Protect yourself and the College: stay alert to conflicts of interest.

Required Ethics Training Now Available: Conflicts of Interest

Our new Conflicts of Interest course—a FY21 required training—is now available in MC Learns through Workday.
This course provides information about how the College’s recently updated Conflict of Interest procedure – 31003CP might apply to you. Learn how to recognize a conflict of interest, and what to do if you spot one. Interactive modules highlight situations where conflicts commonly arise, such as gifts and entertainment, outside activities, and personal relationships. This training will leave you better equipped to identify conflicts of interest—actual, perceived, or potential—on the job.
The conflicts of interest training is required for employees in all divisions. Visit the ethics training website for more details. The course takes about 30 minutes, and must be completed by September 30, 2021. Contact for assistance or questions.

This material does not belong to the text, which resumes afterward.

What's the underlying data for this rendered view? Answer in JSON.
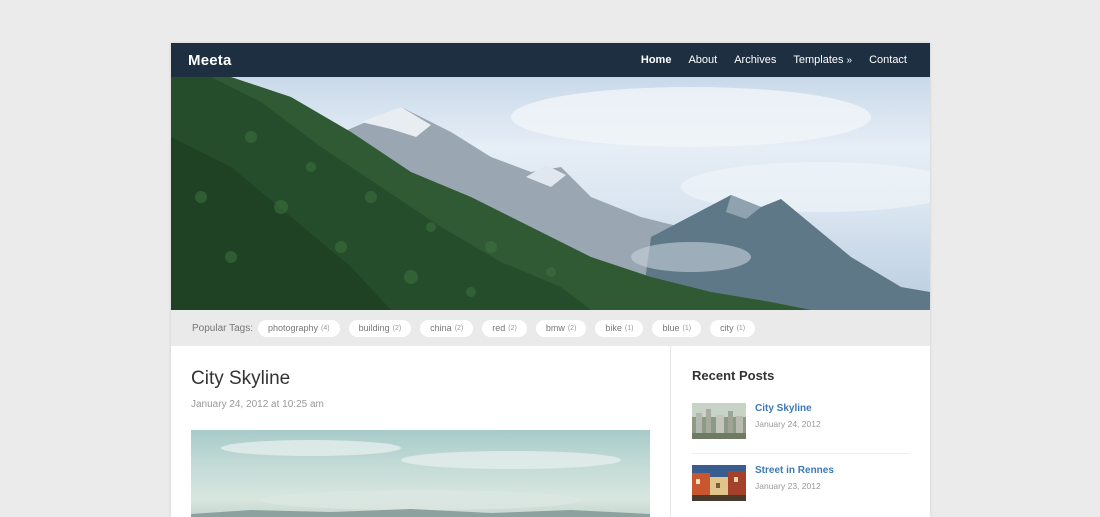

November 2020 Pulse Survey Results

OCRE conducted its first pulse survey during Compliance and Ethics Awareness Week in November 2020. We are pleased to share the results with you below.
What is a pulse survey? Pulse surveys are short surveys designed to gather timely employee feedback. Because they consist of only a few questions, pulse surveys can supplement comprehensive annual or biennial surveys by capturing more frequent data on changes in the workplace and employee perceptions.1 This method of “taking the temperature” can help OCRE be more agile by showing us where improvements have taken root, and where our efforts should be focused going forward.
In viewing OCRE’s pulse survey results, note that a pulse survey does not displace the College’s employee experience survey. The pulse is a much smaller sample size—here, a total of 77 employee respondents. The value of the pulse survey lies not in making generalizations about the College as a whole from such a limited data set, but in understanding the pulse responses as one data point in a larger constellation of employee feedback.
Here are the four questions presented in OCRE’s November 2020 pulse survey, along with the response data:
Q1: I use MC’s policies and procedures to guide my actions as an employee. 57% strongly agree. 42% agree. 1% strongly disagree.
Q2: My unit or department conducts fraud risk assessments: 26% regularly. 22% occasionally. 16% seldom. 36% never.
Note that in an ongoing effort to understand fraud risks at MC, the College’s internal auditor incorporates fraud risk assessments into audits performed throughout the College. Some pertinent questions in a fraud risk assessment include:
  • Do any key employees appear to have a close association with vendors?
  • Do any key employees have outside business interests that might conflict with their job duties?
  • Does the College educate employees about the importance of ethics and anti-fraud programs?
Contact the Office of Compliance, Risk, and Ethics to schedule a live, virtual Fraud Awareness Training for your unit. You can also contact internal audit and advisory services director Goli Trump to assess fraud risks in your department or program.
Q3: I am confident that wrongdoing reported through the confidential reporting line (EthicsPoint) is objectively investigated. 25% strongly agree. 51% agree. 22% disagree. 3% strongly disagree.
Q4: I have a clear understanding of conflicts of interest. 48% strongly agree. 52% agree.
Because pulse surveys are intended to track changes over time (or identify where changes have been slow), you can expect to see some—or all—of these questions again. Keep an eye out for future OCRE pulse surveys. Your participation gives us a more accurate picture of MC’s culture. 
1 Essential Guide to Conducting Pulse Surveys. Work Institute (last accessed Feb. 4, 2021).
Report a concern via EthicsPoint
Subscribe to our email list.